Form and Composition of Dust Particles Indicates Aluminothermics
|A micrograph published in a USGS report shows iron-rich spheres in the dust produced during the WTC's destruction.|
Scientific studies of dust fallout of the World Trade Center destruction conducted within months of the attack contain a wealth of data about the dust's distribution, physical forms, and chemical composition. Although this data raised a number of interesting questions -- such as how the dust came to contain high levels of iron, aluminum, sulfur, and barium -- it remained mostly unexamined for years. Even FEMA's disclosure of profound corrosive sulfidation of steel members failed to elicit follow-up studies by official bodies, with NIST avoiding the subject entirely.
It would take a scientist working without the benefit of a government stipend to provide a plausible hypothesis answering questions about the dust and corroded steel: Steven E. Jones.
Evidence collected by the US Geological Survey (USGS) showed up in a 2005 report: photographs showing particles with striking spherical symmetry, ranging in diameter from under 100 microns up to about 1.5 millimeters. 1 Another set of reports, prepared for Deutshe Bank in late 2003 also shows micrographs of iron-rich spheres. 2 3
Jones obtained WTC samples from several locations, including an apartment of a witness to the attack located across the street from the South Tower, and found spherules like the ones in the USGS photograph. His analysis showed that the spherules consisted primarily of iron, aluminum, sulfur, and oxygen. 4
I collected iron-rich particles in the dust by pulling a magnet across the outside of a plastic bag containing the dust, pulling upwards to the top the magnetic material and pulling this aside for further analysis. These magnetic particles were, as one might expect, rich in iron. There was a surprising amount of this iron-rich material. Although others have reported the presence of iron-rich particles in the dust, I was surprised to find the abundance of spherical particles in this iron-rich component some of which were considerably larger than previously reported. It was exciting to me to find for the first time iron-rich spheres up to about 1.5 mm in diameter in a 32.1-gram sample of dust.
The iron-rich component of the WTC dust sample was analyzed in some detail by scanning electron microscopy (SEM) and x-ray energy dispersive spectroscopy (X-EDS). Using the scanning electron microscope, we found that much of the iron-rich dust was in fact composed of roughly spherical particles microspheres [sic]. The presence of metallic microspheres implies that these metals were once molten, so that surface tension pulled the droplets into a roughly spherical shape. Then the molten droplets solidified in air, preserving the information that they were once molten in the spherical shape as well as chemical information.

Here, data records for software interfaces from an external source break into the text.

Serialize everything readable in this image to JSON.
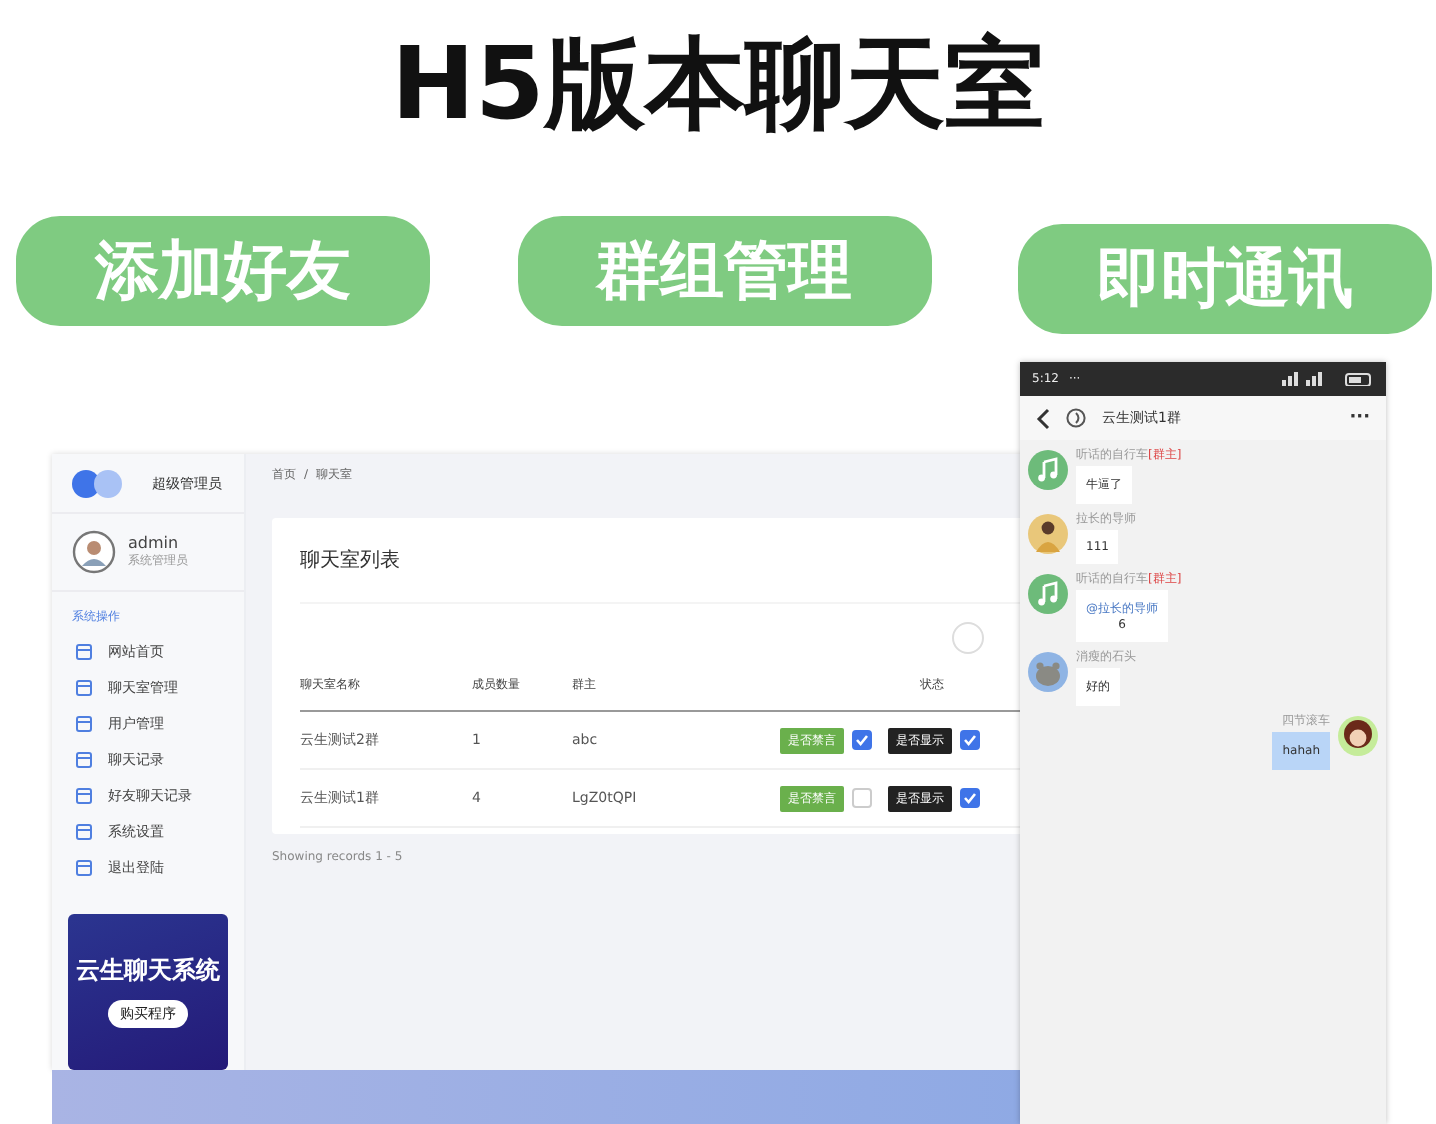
{
  "title": "H5版本聊天室",
  "features": [
    "添加好友",
    "群组管理",
    "即时通讯"
  ],
  "admin": {
    "brand": "超级管理员",
    "user": {
      "name": "admin",
      "role": "系统管理员"
    },
    "section": "系统操作",
    "menu": [
      "网站首页",
      "聊天室管理",
      "用户管理",
      "聊天记录",
      "好友聊天记录",
      "系统设置",
      "退出登陆"
    ],
    "promo": {
      "title": "云生聊天系统",
      "button": "购买程序"
    },
    "breadcrumb": [
      "首页",
      "/",
      "聊天室"
    ],
    "card_title": "聊天室列表",
    "columns": [
      "聊天室名称",
      "成员数量",
      "群主",
      "状态"
    ],
    "rows": [
      {
        "name": "云生测试2群",
        "count": "1",
        "owner": "abc",
        "mute": {
          "label": "是否禁言",
          "checked": true
        },
        "show": {
          "label": "是否显示",
          "checked": true
        }
      },
      {
        "name": "云生测试1群",
        "count": "4",
        "owner": "LgZ0tQPI",
        "mute": {
          "label": "是否禁言",
          "checked": false
        },
        "show": {
          "label": "是否显示",
          "checked": true
        }
      }
    ],
    "footer": "Showing records 1 - 5"
  },
  "phone": {
    "time": "5:12",
    "dots": "···",
    "chat_title": "云生测试1群",
    "more": "···",
    "messages": [
      {
        "kind": "received",
        "avatar": {
          "kind": "music"
        },
        "sender": "听话的自行车",
        "tag": "[群主]",
        "text": "牛逼了"
      },
      {
        "kind": "received",
        "avatar": {
          "kind": "person"
        },
        "sender": "拉长的导师",
        "text": "111"
      },
      {
        "kind": "received",
        "avatar": {
          "kind": "music"
        },
        "sender": "听话的自行车",
        "tag": "[群主]",
        "mention": "@拉长的导师",
        "text": "6"
      },
      {
        "kind": "received",
        "avatar": {
          "kind": "animal"
        },
        "sender": "消瘦的石头",
        "text": "好的"
      },
      {
        "kind": "sent",
        "avatar": {
          "kind": "cartoon"
        },
        "sender": "四节滚车",
        "text": "hahah"
      }
    ]
  }
}
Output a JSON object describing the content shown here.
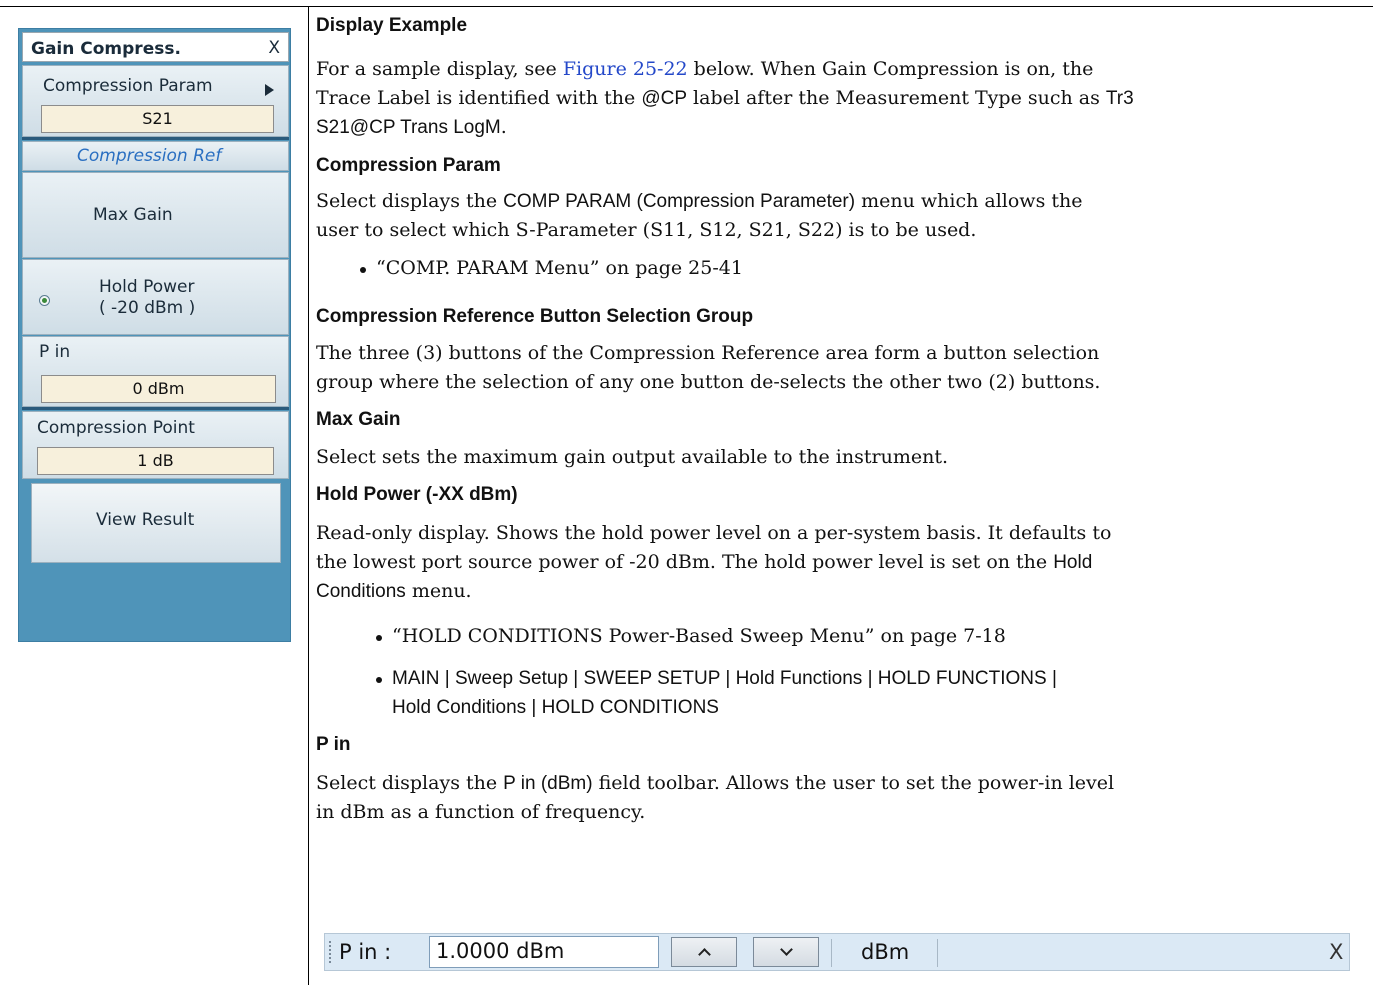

Iron melts at 1538ēC, so the presence of these numerous iron-rich spheres implies a very high temperature. Too hot in fact for the fires in the WTC buildings since jet fuel (kerosene), paper and wood furniture and other office materials cannot reach the temperatures needed to melt iron or steel.5
Jones searched for prosaic explanations for the metallic spherules and ruled out various scenarios such as their production from remains of the crashed aircraft. What he and fellow researchers found is that the spherules are best explained as a residues of aluminothermic incendiaries -- a conclusion that, like other diverse pieces of evidence, is consistent with a theory that thermite or its variants were involved in the destruction of the Towers.
Residues Consistent With Incendiaries
Analysis of the chemical composition of dust samples provides further evidence of aluminothermic arson. For example, dust samples contained particles with high levels of manganese, zinc, and barium. 6 Barium is a toxic metal used in a number of industrial processes, but unlikely to be present in significant quantities in an office building. It is, however, useful as a catalyst and accelerant of aluminothermic reactions. Zinc, barium and sulfur are all common in military thermites. 7
2. Damage Assessment 130 Liberty Street Property, RJ LeeGroup, Inc., 12/2003
3. Signature Assessment 130 Liberty Street Property, RJ LeeGroup, Inc., 12/2003
4. Extremely high temperatures during the World Trade Center destruction, JournalOf911Studies.com,
5. Revisiting 9/11/2001 -- Applying The Scientific Method, Journal of 9/11 Studies, 5/27/07
6. Chemical compositions of the WTC dusts and girder coating materials, USGS.gov, 2001
7. Patent 6766744: Description, dodtechmatch.com,